Paul Kavanagh, the Borough Commander for Hammersmith and Fulham of the London Fire Brigade, was present. He was very clear that sprinklers should be installed in all flats in all blocks. The evidence is conclusive. The Chief Fire Officers Association looking at the experience in the UK and internationally states:

“There are no cases on record where multiple fire deaths have occurred in buildings with working sprinkler systems, where those systems have been appropriately designed for the intended purpose, have been properly installed and maintained. The evidence also shows that no lives have been lost in the UK due to fire in homes fitted with domestic sprinkler systems.”

The Council’s report said that the costs of its Fire Safety Plus programme would be “between £20-50 million.”

Within that budget sprinklers in each council home could be funded. Hammersmith and Fulham Council has 12,500 tenanted properties and 4,600 leasehold properties. So 17,000 (including 4,000 street properties where sprinklers would still improve safety although the current risk is obviously lower than in blocks of flats.) The Callow Mount report found that the cost of retrofitting was £1,150 per flat. The total cost would be around £20 million even if street properties were included.

The reason sprinklers should be the priority is that where they are installed (and properly maintained) they will save lives even when the other hazards are overlooked. For instance there are many blocks in the borough where steel window frames have been replaced with plastic ones. As the Fire Brigade Borough Commander confirmed last night that increases risk – as plastic burns rather more easily than steel. The flames can spread from floor to floor. But if sprinklers are installed the fire won’t spread as it will be put out.

Similarly with cladding, with external panels, with missing fire doors, with exploding electrical appliances, with obstructions at fire exits, with a lack of concierge staff, with a lack of heat detectors, the array of failings in the Fire Risk Assessments (which the Council still hasn’t published)…all these problems can exist but if the sprinklers are installed and maintained death will be averted.

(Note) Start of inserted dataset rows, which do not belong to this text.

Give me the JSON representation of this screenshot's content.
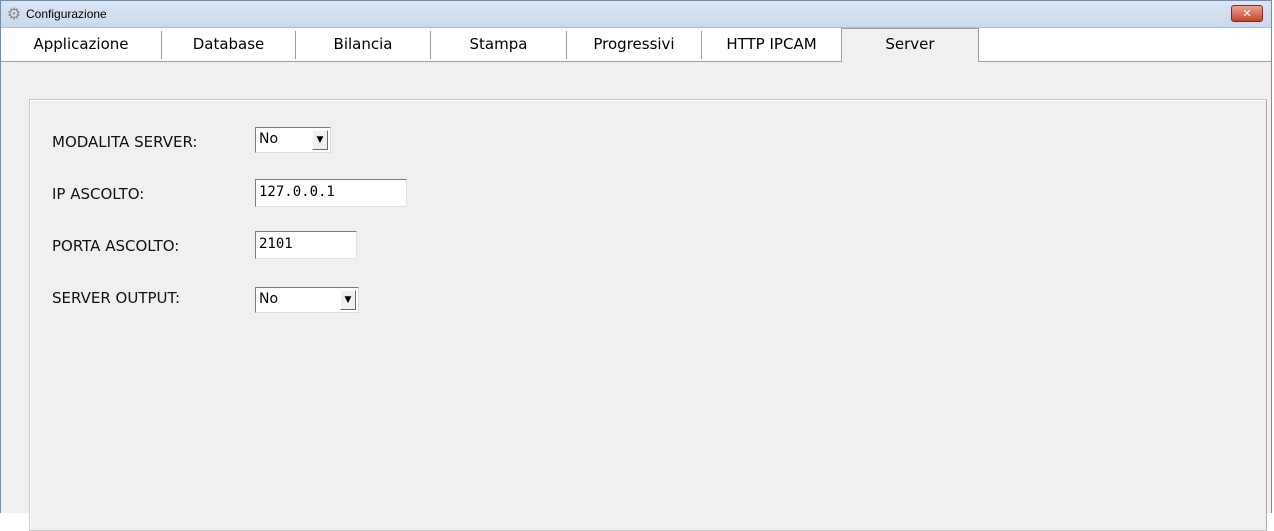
{
  "window": {
    "title": "Configurazione",
    "icon": "gear-icon",
    "close_label": "✕"
  },
  "tabs": [
    {
      "label": "Applicazione",
      "active": false
    },
    {
      "label": "Database",
      "active": false
    },
    {
      "label": "Bilancia",
      "active": false
    },
    {
      "label": "Stampa",
      "active": false
    },
    {
      "label": "Progressivi",
      "active": false
    },
    {
      "label": "HTTP IPCAM",
      "active": false
    },
    {
      "label": "Server",
      "active": true
    }
  ],
  "server": {
    "modalita_label": "MODALITA SERVER:",
    "modalita_value": "No",
    "ip_label": "IP ASCOLTO:",
    "ip_value": "127.0.0.1",
    "porta_label": "PORTA ASCOLTO:",
    "porta_value": "2101",
    "output_label": "SERVER OUTPUT:",
    "output_value": "No"
  },
  "colors": {
    "titlebar": "#c9d9ee",
    "close_button": "#c8432a",
    "panel_background": "#f0f0f0"
  }
}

Counting the cost of the Shepherds Court fire

I have been urging Hammersmith and Fulham Council to install sprinklers in all its housing blocks.

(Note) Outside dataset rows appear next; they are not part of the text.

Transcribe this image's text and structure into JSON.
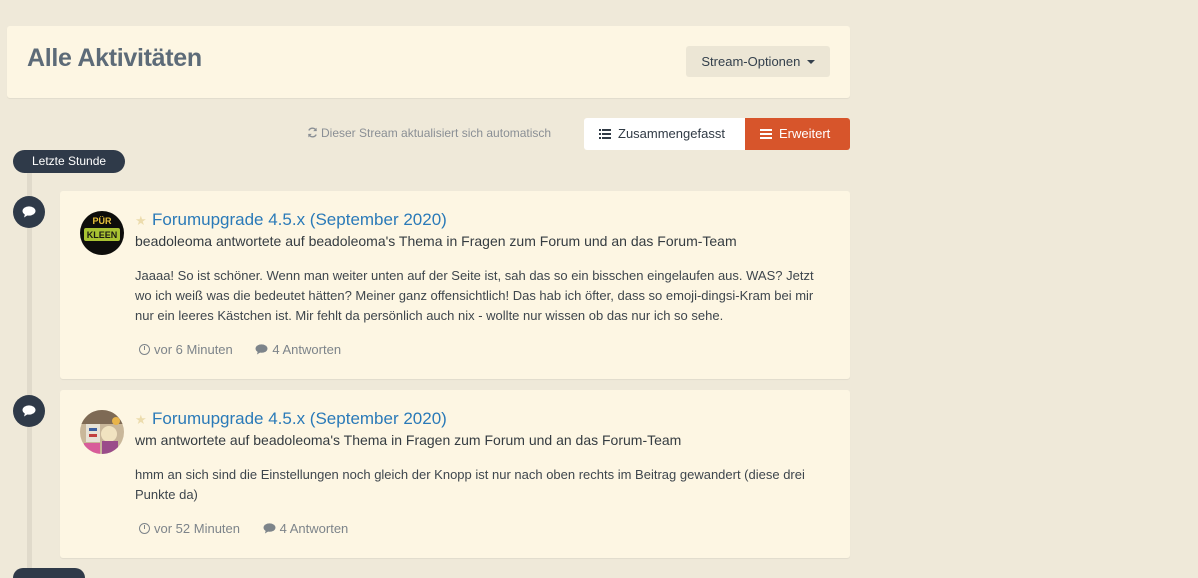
{
  "header": {
    "title": "Alle Aktivitäten",
    "stream_options_label": "Stream-Optionen"
  },
  "toolbar": {
    "auto_update_text": "Dieser Stream aktualisiert sich automatisch",
    "view_compact_label": "Zusammengefasst",
    "view_expanded_label": "Erweitert"
  },
  "timeline": {
    "section_label": "Letzte Stunde"
  },
  "colors": {
    "accent": "#d7552b",
    "link": "#2a7ab8",
    "dark": "#2f3a49",
    "background": "#efe9d9",
    "card": "#fdf6e3"
  },
  "posts": [
    {
      "title": "Forumupgrade 4.5.x (September 2020)",
      "meta": "beadoleoma antwortete auf beadoleoma's Thema in Fragen zum Forum und an das Forum-Team",
      "body": "Jaaaa! So ist schöner. Wenn man weiter unten auf der Seite ist, sah das so ein bisschen eingelaufen aus. WAS? Jetzt wo ich weiß was die bedeutet hätten? Meiner ganz offensichtlich! Das hab ich öfter, dass so emoji-dingsi-Kram bei mir nur ein leeres Kästchen ist. Mir fehlt da persönlich auch nix - wollte nur wissen ob das nur ich so sehe.",
      "time": "vor 6 Minuten",
      "replies": "4 Antworten",
      "avatar_text_top": "PÜR",
      "avatar_text_bottom": "KLEEN",
      "avatar_icon": "avatar-logo-icon"
    },
    {
      "title": "Forumupgrade 4.5.x (September 2020)",
      "meta": "wm antwortete auf beadoleoma's Thema in Fragen zum Forum und an das Forum-Team",
      "body": "hmm an sich sind die Einstellungen noch gleich der Knopp ist nur nach oben rechts im Beitrag gewandert (diese drei Punkte da)",
      "time": "vor 52 Minuten",
      "replies": "4 Antworten",
      "avatar_icon": "avatar-illustration-icon"
    }
  ]
}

One argument concerns cost. But then we need to consider the financial – as well as human – cost of fires that could be prevented had sprinklers been installed. I asked for the costs relating to the Shepherds Court fire and had the following response

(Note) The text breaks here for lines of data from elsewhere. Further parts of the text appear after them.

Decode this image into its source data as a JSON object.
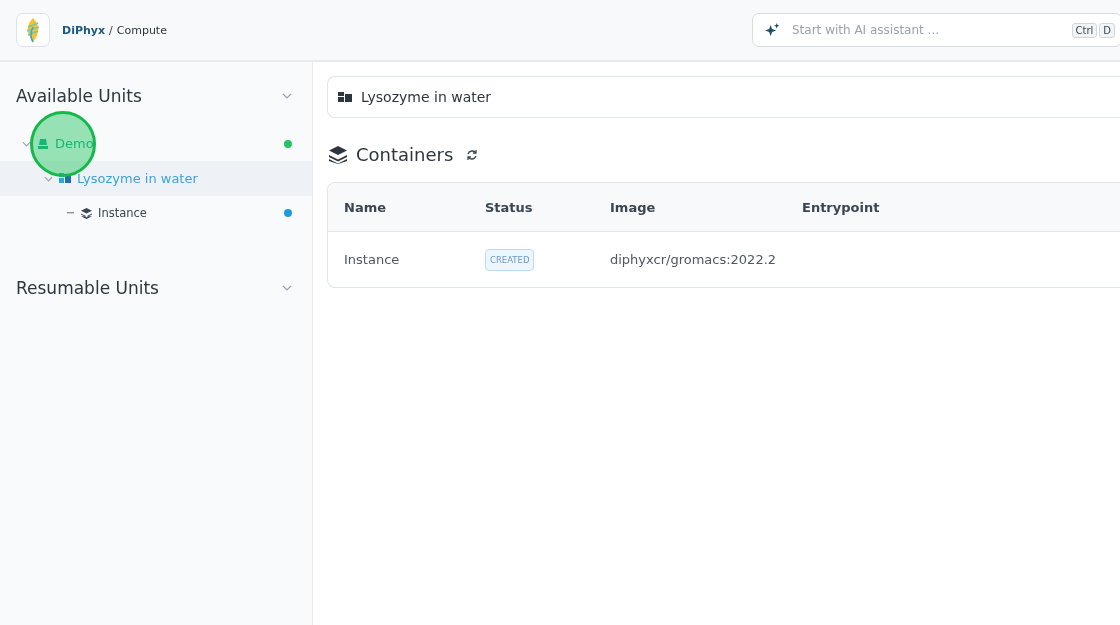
{
  "breadcrumb": {
    "brand": "DiPhyx",
    "separator": "/",
    "page": "Compute"
  },
  "assistant": {
    "placeholder": "Start with AI assistant ...",
    "keys": [
      "Ctrl",
      "D"
    ]
  },
  "sidebar": {
    "sections": [
      {
        "title": "Available Units",
        "expanded": true,
        "items": [
          {
            "label": "Demo",
            "kind": "unit",
            "expanded": true,
            "selected": false,
            "color": "#22c55e",
            "children": [
              {
                "label": "Lysozyme in water",
                "kind": "project",
                "expanded": true,
                "selected": true,
                "children": [
                  {
                    "label": "Instance",
                    "kind": "instance",
                    "selected": false,
                    "color": "#1e9be0"
                  }
                ]
              }
            ]
          }
        ]
      },
      {
        "title": "Resumable Units",
        "expanded": true
      }
    ]
  },
  "main": {
    "project_title": "Lysozyme in water",
    "section_title": "Containers",
    "table": {
      "columns": [
        "Name",
        "Status",
        "Image",
        "Entrypoint"
      ],
      "rows": [
        {
          "name": "Instance",
          "status": "CREATED",
          "image": "diphyxcr/gromacs:2022.2"
        }
      ]
    }
  }
}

The Acting Head of Financial Investment & Strategy for the Council’s Department says:

“You have asked us to advise on the estimate for the total costs to the Council resulting from the Shepherds Court fire – including loss of rent, cost of emergency accommodation, rebuilding costs, and compensation.

“As at 31st July 2017, the council has incurred:

Capital Works:

Capital works to the value of £630k have been carried out to date and there is an estimated £970k more work to do.

These costs include some works which are over and above the fire damage reinstatement works, like improving fire safety features. The exact proportion of cost attributable to such works has not been determined at this stage. Such enhancement costs cannot be expected to be recovered from the insurers as they are not being incurred because of the fire. 

The element of spend which relates to re-instatement works can be recovered form insurers (subject to the insurers loss adjusters being satisfied with what the council is claiming and the supporting evidence) but the council will need to pay a £100k excess of which £1k will be charged to the Housing Revenue Account and £99k will be charged to the corporate insurance fund.

Revenue costs

The council has also incurred other costs and lost income of £224k of which we expect £206k to be recoverable from insurers, resulting in a net cost/loss of income to the council of £18k.

As some tenants are still in homes that could otherwise be let out to new tenants the loss of income is expected to increase, however all of this is recoverable from insurance subject to the loss adjusters being satisfied.

Therefore, to date, the total estimated net cost to the Housing Revenue Account and Council’s Insurance fund resulting from the damage caused by the Shepherds Court fire is £118k.”